Economics Highly Challenging, the North America Methanol Market
The North & South American region has faced the same uncertainty in volatility seen in other parts of the world. It is challenging to forecast the market’s direction through the remainder of this year and into 2023. It might seem silly to complain about $10 per million BTU gas in the US compared to what is being seen in Europe, but the fact of the matter is that the elevated cost of natural gas this year has caused significant grief to a North American methanol industry that relies on low cell cost to make its new position as a net exporter viable. To give you an idea of how rough the situation has been, the chart below compares North American production costs with Northeast Asia spot prices.
The dark blue line depicts our North American production cost estimates, the price of natural gas feedstock is shown by the light blue line, and the Northeast Asia methanol prices by the black line. The gray bars in the chart above show the difference between the North American methanol cash costs and the Northeast Asia price. You’ll quickly notice how this spread has been approaching zero since the second quarter, even before counting freight and other logistics costs. As you can see, the Asian market has theoretically been close to North American methanol for some time. You’ll also notice that the current forecast expects this situation to improve sometime next year, but it wouldn’t be surprising to see current conditions continue for a longer time in today’s volatile environment.
If feedstock stock costs are so high, why have methanol prices been lower than last year? The answer lies with the region’s supply, which has been relatively abundant this year thanks to recently increased capacity with the startup of a new Koch plant late last year, a considerable amount of derivative production, and perhaps more importantly, a lack of production outages compared to last year.
The chart above is a comparison of the Americas region’s operating rates last year and this year, and you’ll notice how, in 2021, there were numerous outages lasting more than seven days as shown by the red tool symbols.
This was especially the case during unforeseen events like last year’s winter freeze in February and Hurricane Ida in late August. This year, however, most outages have been planned, and the US Gulf coast has not seen any threat from tropical storms. All of this has kept supply healthy throughout 2022, and with weaker demand sentiment going forward, it is possible that supply will remain ample into next year—barring any unforeseen outages or voluntary reductions in operating rates.
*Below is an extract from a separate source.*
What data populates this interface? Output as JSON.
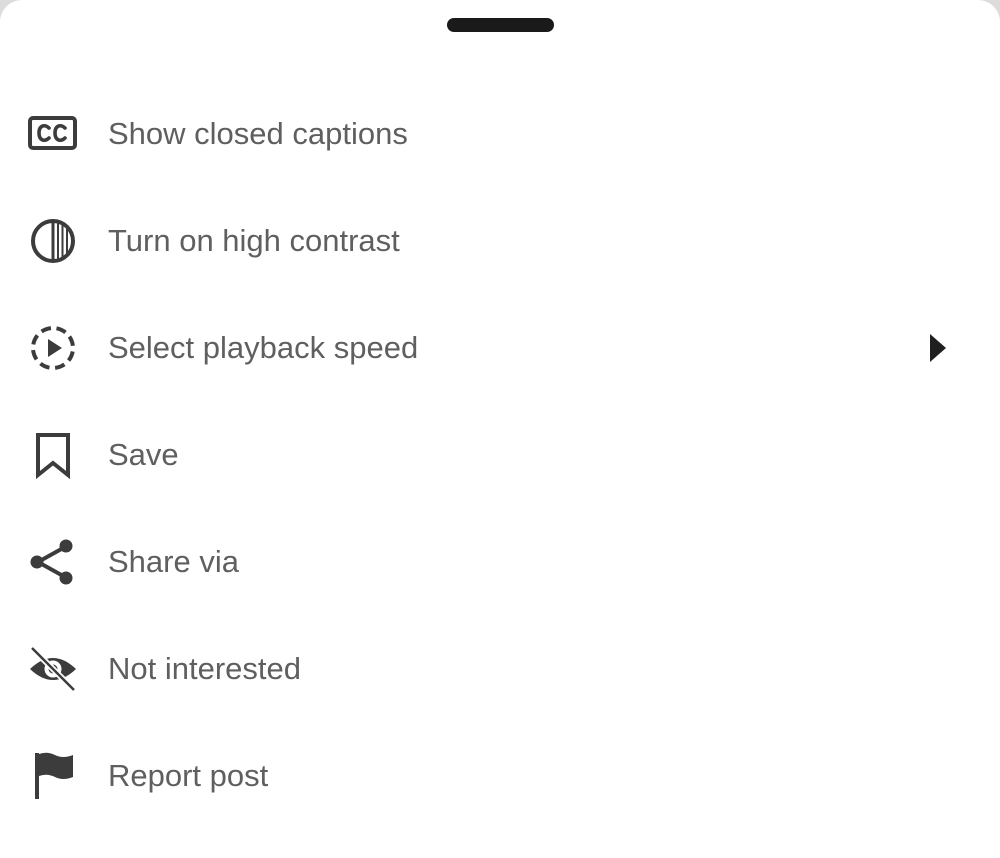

North & South America Methanol
Chemical Market Analytics by OPIS, a Dow Jones Company